Bell’s Fish and Chips is the best place in town for that signature English dish, cod and chips. You can either take away, or watch the city go by from their restaurant in the Market Place.


The Shakespeare: A very traditional, warm and friendly British Pub. Dating from 1109 AD, the pub boasts many traditional features in the interior decor and a number of snugs. Home to a wide selection of British real ales, it also claims to be the most haunted pub in England.

The Market Tavern: an old fashioned pub that dates from around the 1850s and has an historical (and lasting) relationship with the Durham Miners’ Association.

Swan and Three: a modern British pub with a lovely beer garden overlooking the river.


Hide: a modern pub/bar that also serves food.

Fat Buddha: a contemporary and ultra-modern cocktail bar overlooking the river.

Ebony: a stylish champagne bar that also serves a wide variety of classic and modern cocktails.


While Durham has a very active nightclub scene during term time, some clubs do sporadically and temporarily shut due to the absence of undergraduates during the university holidays. I would recommend taking a train to Newcastle and exploring there. For a guide to the gay scene in Newcastle, try a recent review by So So Gay.

N.B.: These recommendations are made on a purely personal basis, from years of living the “Durham experience”. I would always recommend that you call ahead and book a table (and also check opening hours) before venturing forth.
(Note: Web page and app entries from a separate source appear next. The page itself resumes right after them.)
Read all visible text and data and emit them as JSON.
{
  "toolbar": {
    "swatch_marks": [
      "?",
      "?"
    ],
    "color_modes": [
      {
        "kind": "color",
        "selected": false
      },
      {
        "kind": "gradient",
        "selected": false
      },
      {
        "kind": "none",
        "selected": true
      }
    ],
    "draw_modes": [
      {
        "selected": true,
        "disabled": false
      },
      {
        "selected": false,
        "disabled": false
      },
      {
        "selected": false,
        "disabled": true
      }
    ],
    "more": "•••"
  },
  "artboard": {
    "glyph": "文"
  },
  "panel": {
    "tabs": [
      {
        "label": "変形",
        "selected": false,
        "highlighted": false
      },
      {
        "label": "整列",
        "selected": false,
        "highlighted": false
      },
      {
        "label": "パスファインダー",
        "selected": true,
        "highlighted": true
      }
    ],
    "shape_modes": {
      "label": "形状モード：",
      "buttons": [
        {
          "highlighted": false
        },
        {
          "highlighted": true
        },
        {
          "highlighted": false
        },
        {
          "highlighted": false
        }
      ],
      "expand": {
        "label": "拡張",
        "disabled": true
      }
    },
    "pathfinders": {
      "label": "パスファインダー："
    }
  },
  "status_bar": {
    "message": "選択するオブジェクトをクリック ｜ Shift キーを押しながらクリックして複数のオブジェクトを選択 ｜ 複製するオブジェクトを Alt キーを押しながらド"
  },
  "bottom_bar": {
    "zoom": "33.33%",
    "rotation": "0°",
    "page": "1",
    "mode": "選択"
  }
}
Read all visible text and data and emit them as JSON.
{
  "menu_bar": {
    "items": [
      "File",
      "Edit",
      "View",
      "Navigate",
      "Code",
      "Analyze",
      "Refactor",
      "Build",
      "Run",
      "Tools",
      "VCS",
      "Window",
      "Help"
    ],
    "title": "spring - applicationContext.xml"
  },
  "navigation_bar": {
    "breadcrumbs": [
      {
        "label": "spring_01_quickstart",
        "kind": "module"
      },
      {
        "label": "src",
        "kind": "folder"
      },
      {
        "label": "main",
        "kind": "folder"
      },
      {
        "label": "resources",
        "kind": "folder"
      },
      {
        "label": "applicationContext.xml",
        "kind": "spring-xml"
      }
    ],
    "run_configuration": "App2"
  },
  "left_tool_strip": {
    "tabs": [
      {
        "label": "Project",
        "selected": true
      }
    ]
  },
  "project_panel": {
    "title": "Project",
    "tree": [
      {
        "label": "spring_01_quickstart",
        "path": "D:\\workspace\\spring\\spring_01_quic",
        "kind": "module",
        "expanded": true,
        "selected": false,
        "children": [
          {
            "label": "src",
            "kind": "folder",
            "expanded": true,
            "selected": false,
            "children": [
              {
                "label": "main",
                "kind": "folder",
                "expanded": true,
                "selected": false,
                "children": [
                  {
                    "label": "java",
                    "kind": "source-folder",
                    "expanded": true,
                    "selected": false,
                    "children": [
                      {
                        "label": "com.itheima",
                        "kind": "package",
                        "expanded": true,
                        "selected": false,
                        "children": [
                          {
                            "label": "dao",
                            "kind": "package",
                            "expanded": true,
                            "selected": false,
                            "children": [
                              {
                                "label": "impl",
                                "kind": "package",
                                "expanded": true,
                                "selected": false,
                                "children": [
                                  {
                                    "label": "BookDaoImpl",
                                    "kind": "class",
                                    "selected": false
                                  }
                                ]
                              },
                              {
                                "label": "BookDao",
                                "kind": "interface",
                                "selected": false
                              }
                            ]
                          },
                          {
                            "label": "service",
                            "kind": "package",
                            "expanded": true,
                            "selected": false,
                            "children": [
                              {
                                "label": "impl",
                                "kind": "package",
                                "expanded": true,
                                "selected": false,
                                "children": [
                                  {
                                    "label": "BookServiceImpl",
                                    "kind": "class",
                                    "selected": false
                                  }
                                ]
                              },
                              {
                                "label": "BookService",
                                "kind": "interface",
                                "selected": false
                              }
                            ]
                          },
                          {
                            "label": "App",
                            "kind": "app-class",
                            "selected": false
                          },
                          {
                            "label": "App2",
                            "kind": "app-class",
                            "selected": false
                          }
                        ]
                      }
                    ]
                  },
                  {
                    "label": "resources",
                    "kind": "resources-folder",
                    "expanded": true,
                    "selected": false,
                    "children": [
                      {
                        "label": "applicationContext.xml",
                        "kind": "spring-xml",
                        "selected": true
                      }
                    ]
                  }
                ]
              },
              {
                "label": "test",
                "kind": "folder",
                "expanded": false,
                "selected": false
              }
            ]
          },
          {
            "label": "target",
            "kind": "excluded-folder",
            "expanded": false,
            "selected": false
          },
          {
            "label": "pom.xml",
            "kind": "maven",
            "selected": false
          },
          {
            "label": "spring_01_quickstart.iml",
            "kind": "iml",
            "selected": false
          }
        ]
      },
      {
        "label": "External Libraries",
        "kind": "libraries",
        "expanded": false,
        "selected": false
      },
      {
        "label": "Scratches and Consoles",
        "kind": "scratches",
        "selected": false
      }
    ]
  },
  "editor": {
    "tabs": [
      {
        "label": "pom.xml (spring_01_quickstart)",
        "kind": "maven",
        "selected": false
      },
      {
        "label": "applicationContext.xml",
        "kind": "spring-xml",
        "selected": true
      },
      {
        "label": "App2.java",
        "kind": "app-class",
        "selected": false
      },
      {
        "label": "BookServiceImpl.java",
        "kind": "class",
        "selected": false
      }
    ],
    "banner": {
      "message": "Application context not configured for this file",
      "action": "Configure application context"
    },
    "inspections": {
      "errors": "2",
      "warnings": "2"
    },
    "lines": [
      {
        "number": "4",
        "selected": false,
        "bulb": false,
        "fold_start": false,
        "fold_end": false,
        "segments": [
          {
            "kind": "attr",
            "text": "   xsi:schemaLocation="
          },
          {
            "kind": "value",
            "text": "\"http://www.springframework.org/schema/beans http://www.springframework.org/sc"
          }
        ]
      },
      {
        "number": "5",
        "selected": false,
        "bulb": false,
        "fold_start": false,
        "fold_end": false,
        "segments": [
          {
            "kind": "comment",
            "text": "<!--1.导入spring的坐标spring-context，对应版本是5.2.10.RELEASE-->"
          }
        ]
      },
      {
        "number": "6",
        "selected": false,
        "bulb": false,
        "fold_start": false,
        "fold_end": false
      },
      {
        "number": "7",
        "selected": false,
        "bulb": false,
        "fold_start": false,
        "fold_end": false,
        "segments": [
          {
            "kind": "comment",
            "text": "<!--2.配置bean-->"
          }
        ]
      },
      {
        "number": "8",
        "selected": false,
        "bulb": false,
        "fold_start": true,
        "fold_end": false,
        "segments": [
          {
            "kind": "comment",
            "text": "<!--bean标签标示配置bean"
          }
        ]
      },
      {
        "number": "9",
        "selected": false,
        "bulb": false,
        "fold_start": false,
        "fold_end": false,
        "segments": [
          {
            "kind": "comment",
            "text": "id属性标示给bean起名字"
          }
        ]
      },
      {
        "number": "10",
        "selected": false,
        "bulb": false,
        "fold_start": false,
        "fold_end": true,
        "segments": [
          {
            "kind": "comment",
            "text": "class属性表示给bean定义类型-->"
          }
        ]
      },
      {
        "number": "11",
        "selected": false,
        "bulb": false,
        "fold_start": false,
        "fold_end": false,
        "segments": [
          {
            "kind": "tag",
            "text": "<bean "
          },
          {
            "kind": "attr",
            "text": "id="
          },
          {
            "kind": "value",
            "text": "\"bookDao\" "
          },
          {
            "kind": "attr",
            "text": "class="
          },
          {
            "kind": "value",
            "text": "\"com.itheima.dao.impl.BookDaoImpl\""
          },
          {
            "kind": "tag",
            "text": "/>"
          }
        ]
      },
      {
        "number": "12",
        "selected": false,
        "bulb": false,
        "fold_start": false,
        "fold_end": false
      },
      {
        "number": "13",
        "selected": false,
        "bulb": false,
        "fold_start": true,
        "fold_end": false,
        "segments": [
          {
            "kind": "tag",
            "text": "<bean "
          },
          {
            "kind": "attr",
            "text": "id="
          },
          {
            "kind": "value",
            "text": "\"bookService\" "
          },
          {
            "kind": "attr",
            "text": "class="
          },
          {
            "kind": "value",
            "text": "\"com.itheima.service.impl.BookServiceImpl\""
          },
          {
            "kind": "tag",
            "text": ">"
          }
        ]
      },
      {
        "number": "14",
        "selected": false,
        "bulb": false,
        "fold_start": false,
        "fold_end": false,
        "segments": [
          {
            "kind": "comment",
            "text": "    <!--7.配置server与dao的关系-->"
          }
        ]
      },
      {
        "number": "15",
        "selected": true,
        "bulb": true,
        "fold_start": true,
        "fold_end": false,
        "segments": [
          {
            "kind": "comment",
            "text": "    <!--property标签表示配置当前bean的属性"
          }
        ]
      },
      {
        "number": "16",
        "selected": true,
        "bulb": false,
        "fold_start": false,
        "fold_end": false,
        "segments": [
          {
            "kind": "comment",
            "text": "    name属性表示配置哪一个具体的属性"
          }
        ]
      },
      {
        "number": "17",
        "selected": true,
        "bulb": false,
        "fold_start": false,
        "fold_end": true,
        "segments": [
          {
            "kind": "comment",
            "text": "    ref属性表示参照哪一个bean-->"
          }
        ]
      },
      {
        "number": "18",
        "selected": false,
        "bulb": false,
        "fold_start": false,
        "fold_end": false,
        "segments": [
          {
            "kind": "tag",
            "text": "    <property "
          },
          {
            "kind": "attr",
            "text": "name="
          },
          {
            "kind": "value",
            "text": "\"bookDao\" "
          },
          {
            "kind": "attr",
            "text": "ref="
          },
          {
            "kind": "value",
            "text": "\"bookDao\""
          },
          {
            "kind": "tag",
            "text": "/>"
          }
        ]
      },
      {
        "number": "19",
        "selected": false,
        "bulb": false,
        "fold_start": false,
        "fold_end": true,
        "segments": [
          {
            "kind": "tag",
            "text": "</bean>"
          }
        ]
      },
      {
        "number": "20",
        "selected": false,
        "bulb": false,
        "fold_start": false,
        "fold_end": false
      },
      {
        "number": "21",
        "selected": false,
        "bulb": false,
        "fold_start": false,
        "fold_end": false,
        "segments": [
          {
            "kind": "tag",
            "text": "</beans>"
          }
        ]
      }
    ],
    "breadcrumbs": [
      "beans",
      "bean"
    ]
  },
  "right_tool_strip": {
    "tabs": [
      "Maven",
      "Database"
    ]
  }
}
Essential Information

Taxi numbers

Pratt’s 0191 3864040
Paddy’s 0191 3842853
Chas’s 0191 371 1488
Dunelm 0191 383 1122
Mac’s 0191 384 1329

If coming back from the city late in the evening, it usually faster to catch a taxi from the taxi ranks in the Market Square (outside the Natwest bank) instead of booking.


While we often experience hot weather during springtime here in Durham, the weather can also be rapidly changeable in England, so we would advise you to bring a warm jumper and an umbrella, just in case.


The centre of Durham City is a world heritage site, full of medieval beauty. The roads are also protected, as they are traditional cobbled streets. Unless you have had years of practice, don’t try to walk in these areas wearing high heels… it ends badly.

Nearest Pharmacy & Doctors’ Surgery

The closest pharmacist to Collingwood College is at Boots in the Market Place. Tel: 0191 3842213

The closest Doctors’ (medical) is the University Health Centre and can be found on Green Lane. Tel: 0191 3865081